Working your way around the libraries of Oxford: the Good, the Bad and the Ugly

Art & Lit Literature

When starting out at Oxford the library system is more than a little intimidating. With over 100 different libraries affiliated with the University, it can be a bit overwhelming knowing where the best place to study is, so I thought I’d help out. Not all the university libraries are accessible to every student, particularly the college, departmental and faculty libraries, but, on the whole, there’s a lot on offer. We’d be here all day if I reviewed every single one of the Oxford University libraries, so instead I’ve decided to give a lowdown of seven of the biggest. Time to get those Bod Cards out!

1. The Bodleian Old Library. Probably the most famous of all of Oxford’s libraries, The Bodleian is the home of the ‘Harry Potter Library’, otherwise known as The Duke Humfrey’s Library. First opened in 1478, this library is the oldest part of the Bod. Its dark wooden tables and panelling are surprisingly cosy, plus you can get a great photo for your Insta here. If you choose the right time, this library can also be amazingly quiet and has a choice between shared tables and modest desks facing the bookshelves (my personal preference). It is visited by tourists however and though they are not allowed into the study areas, this can be a bit of a distraction. Aside from the Duke Humfrey’s Library, there are many other reading rooms to explore in ‘The Bod’ which vary in age and size, and some have a fabulous view of the Rad Cam – which brings me nicely onto library number two.

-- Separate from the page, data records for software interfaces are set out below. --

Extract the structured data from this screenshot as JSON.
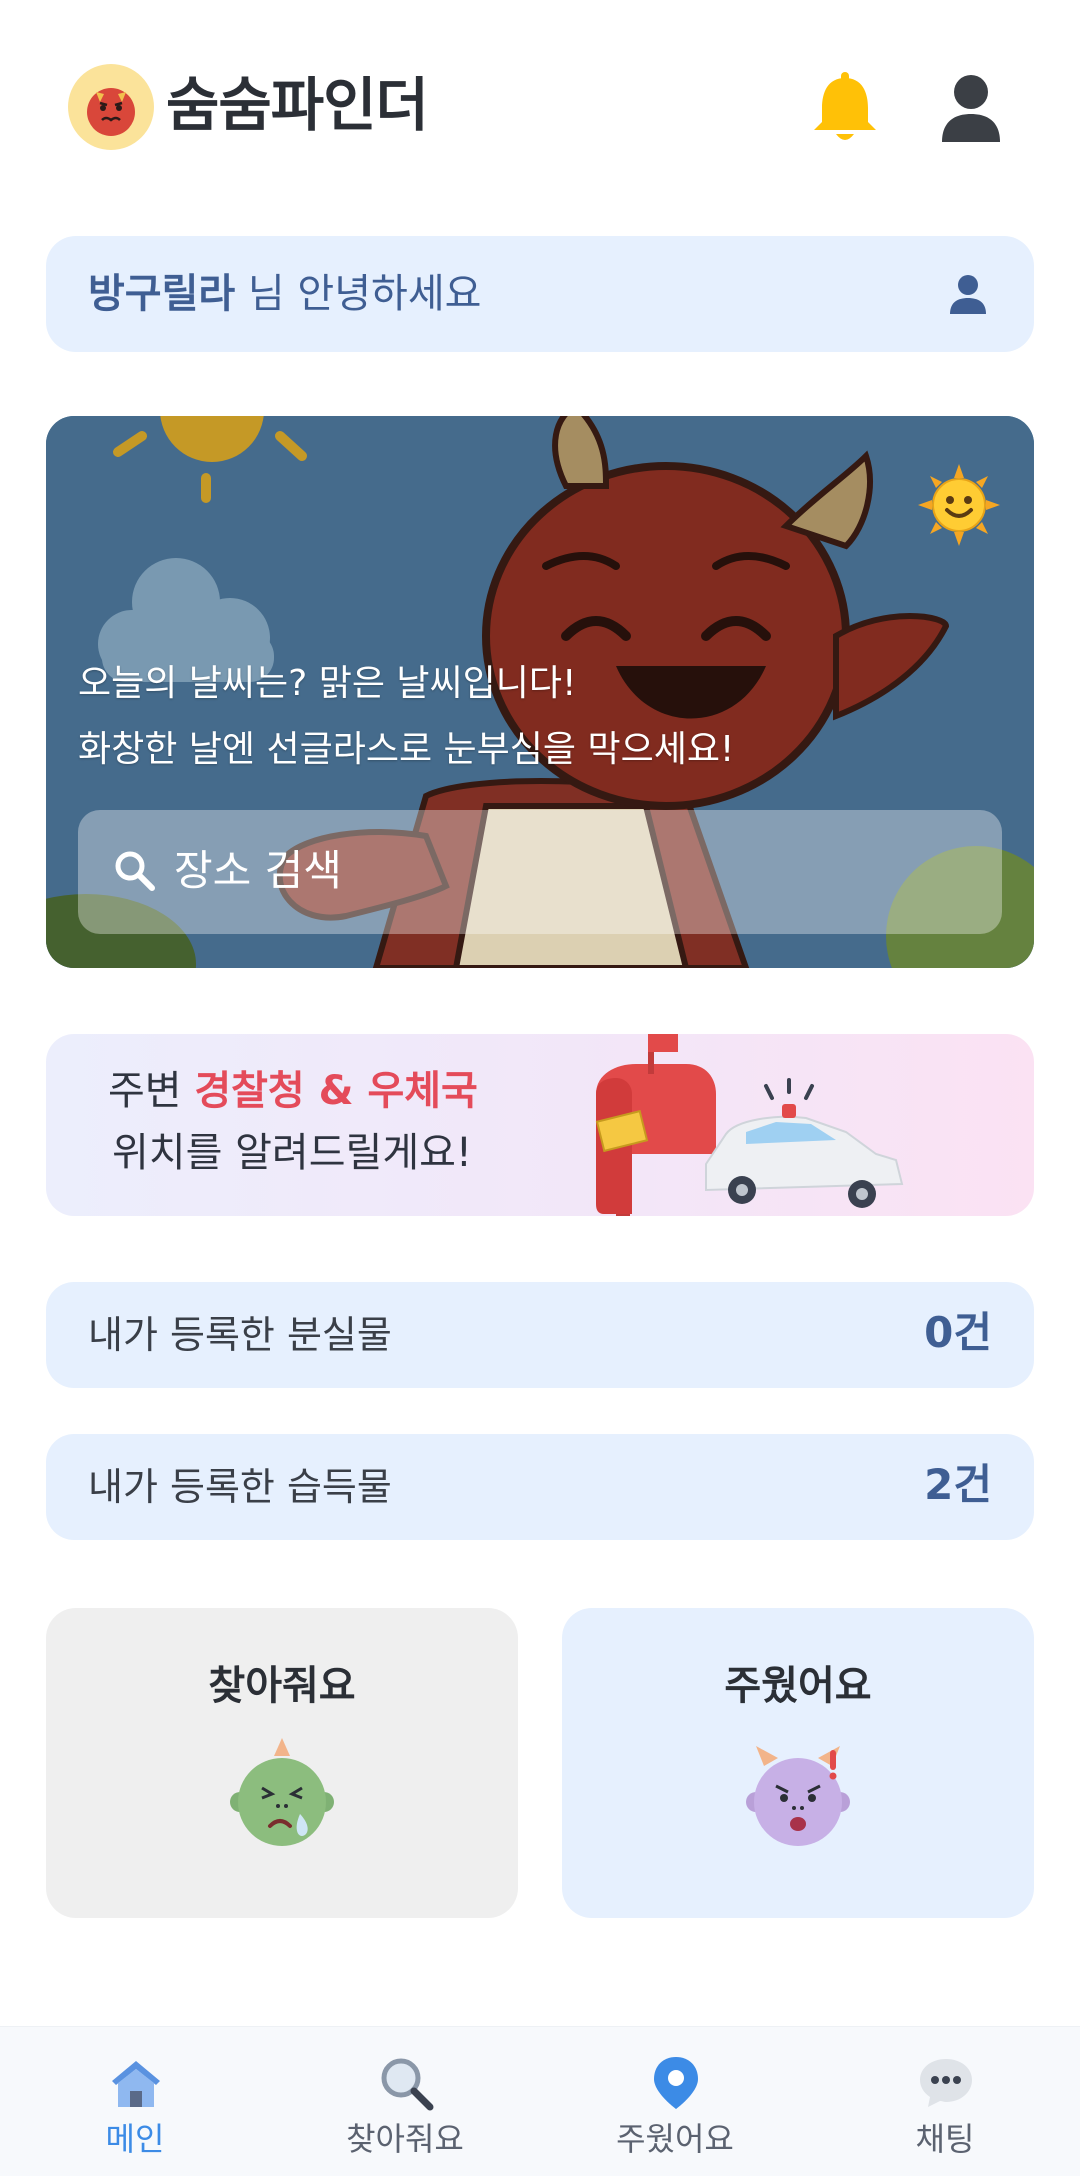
{
  "header": {
    "app_title": "숨숨파인더",
    "logo_icon": "red-goblin-logo-icon",
    "notification_icon": "bell-icon",
    "profile_icon": "user-icon"
  },
  "greeting": {
    "user_name": "방구릴라",
    "suffix": " 님 안녕하세요",
    "icon": "user-icon"
  },
  "weather": {
    "line1": "오늘의 날씨는? 맑은 날씨입니다!",
    "line2": "화창한 날엔 선글라스로 눈부심을 막으세요!",
    "weather_icon": "sun-emoji-icon"
  },
  "search": {
    "placeholder": "장소 검색",
    "icon": "search-icon"
  },
  "notice": {
    "prefix": "주변 ",
    "highlight": "경찰청 & 우체국",
    "line2": "위치를 알려드릴게요!",
    "highlight_color": "#e44b5a"
  },
  "stats": {
    "lost_label": "내가 등록한 분실물",
    "lost_value": "0건",
    "found_label": "내가 등록한 습득물",
    "found_value": "2건"
  },
  "actions": {
    "find_label": "찾아줘요",
    "found_label": "주웠어요"
  },
  "nav": {
    "items": [
      {
        "label": "메인",
        "icon": "home-icon",
        "active": true
      },
      {
        "label": "찾아줘요",
        "icon": "magnifier-icon",
        "active": false
      },
      {
        "label": "주웠어요",
        "icon": "location-pin-icon",
        "active": false
      },
      {
        "label": "채팅",
        "icon": "chat-bubble-icon",
        "active": false
      }
    ],
    "active_color": "#3c8be6"
  },
  "colors": {
    "accent": "#3f5e93",
    "card_bg": "#e6f0fe",
    "warning_yellow": "#ffc107"
  }
}
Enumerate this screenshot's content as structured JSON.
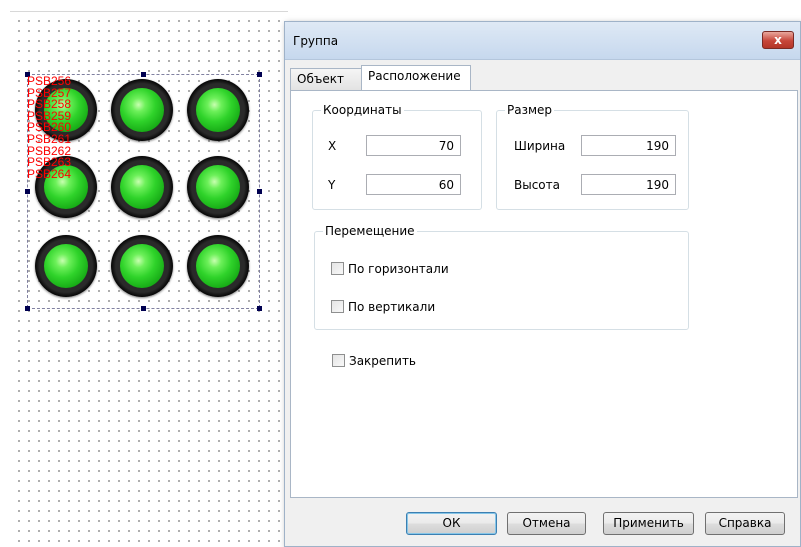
{
  "canvas": {
    "tags": [
      "PSB256",
      "PSB257",
      "PSB258",
      "PSB259",
      "PSB260",
      "PSB261",
      "PSB262",
      "PSB263",
      "PSB264"
    ],
    "lamp_color": "#2fd32a",
    "tag_color": "#ff0000"
  },
  "dialog": {
    "title": "Группа",
    "close_label": "x",
    "tabs": [
      {
        "label": "Объект",
        "active": false
      },
      {
        "label": "Расположение",
        "active": true
      }
    ],
    "coordinates": {
      "title": "Координаты",
      "x_label": "X",
      "x_value": "70",
      "y_label": "Y",
      "y_value": "60"
    },
    "size": {
      "title": "Размер",
      "width_label": "Ширина",
      "width_value": "190",
      "height_label": "Высота",
      "height_value": "190"
    },
    "movement": {
      "title": "Перемещение",
      "horizontal_label": "По горизонтали",
      "horizontal_checked": false,
      "vertical_label": "По вертикали",
      "vertical_checked": false
    },
    "lock": {
      "label": "Закрепить",
      "checked": false
    },
    "buttons": {
      "ok": "ОК",
      "cancel": "Отмена",
      "apply": "Применить",
      "help": "Справка"
    }
  }
}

2. The Radcliffe Camera. Opened in 1749, this is another of Oxford’s oldest libraries. Technically the history faculty library, but often frequented by non-historians due to its beauty, it’s an instagrammer’s haven. It’s worth visiting simply to have a look around, but if you want to work here it can get pretty packed so be sure to arrive early to get a seat. Unlike the Bodleian, visitors aren’t allowed in so you get all the strutting power of being able to walk right down the path and through the main entrance whilst others stare longingly after you. 

It does admittedly have a bit of a bomb-shelter vibe but don’t let this put you off…

3. English Faculty Library. If you get a bit fed up of dark wood panels and ornate ceilings (and let’s be honest the Hogwarts comparisons do get a bit old after a while), the EFL, and adjoining Bodleian Law Library, might be the place for you. The 1960’s blocky, concrete façade might not be to everyone’s taste but indoors it is light, large, and airy. Most of the work spaces are in an open plan format (a bit like long dining tables) but they can feel a bit exposed at times as almost all the central work zones can be viewed from the upper balconies.  

4. The Gladstone Link. This is the perfect place for those who prefer less open study areas. Split between two floors (The Upper and Lower Gladstone Link) this library is housed underground and links the main Bodleian Library to the Radcliffe Camera. It was built as a book store in 1909 and then opened as a working library in 2011. It does admittedly have a bit of a bomb-shelter vibe but don’t let this put you off. The Gladstone Link is much more informal than some of the other Oxford libraries with armchairs and little work spaces hidden in odd cubbyholes and corners. On a good day, you can find a space to work in and barely see four or five people all day, so once you get past the lack of sunlight and metal building work it could become a favourite. 

5. The Radcliffe Science Library. To many just popping in this may seem a pretty bog-standard library but due to huge size (it’s split between eight levels) it has a massive variety of spaces depending on how you like to work. There are bright, clean spaces on the upper floors and dark hidey-holes on the bottom floors, such as the Lankester Reading Room which seems to be a favourite haunt for some students. For me, the heavy use of pine-coloured furniture and grey/green carpets does conjure up a few flashbacks of old school classrooms but other than that there’s little to offend.

… the grey colour scheme may make it feel a bit cold and industrial but it is nonetheless a well-lit and friendly space…

6. The Sackler Library. The opposite of the EFL, the Sackler Library – home to the classics, archaeology and art history books – is dark, confusing and not the most functional. The circular design of the floor plan is more than a little bewildering to begin with – so be prepared to get lost the first couple of times you visit. But if you like little cubby holes and darker corners this may be another the place to go. There’s an odd mix of people that work here, a fifty-fifty split between older academics and younger undergrads and postgrads but it has plenty of space and it’s a good place to get your head down and work with no distractions.

7. The Social Sciences Library. Arguably the most conventional library in Oxford is the SSL, next door to St Catz College, it feels more like your traditional modern city library with big open windows and purpose-built workrooms. For some, the grey colour scheme may make it feel a bit cold and industrial but it is nonetheless a well-lit and friendly space with plenty of desks and work areas. Plus, it has a café, win!

Image credit: David Iliff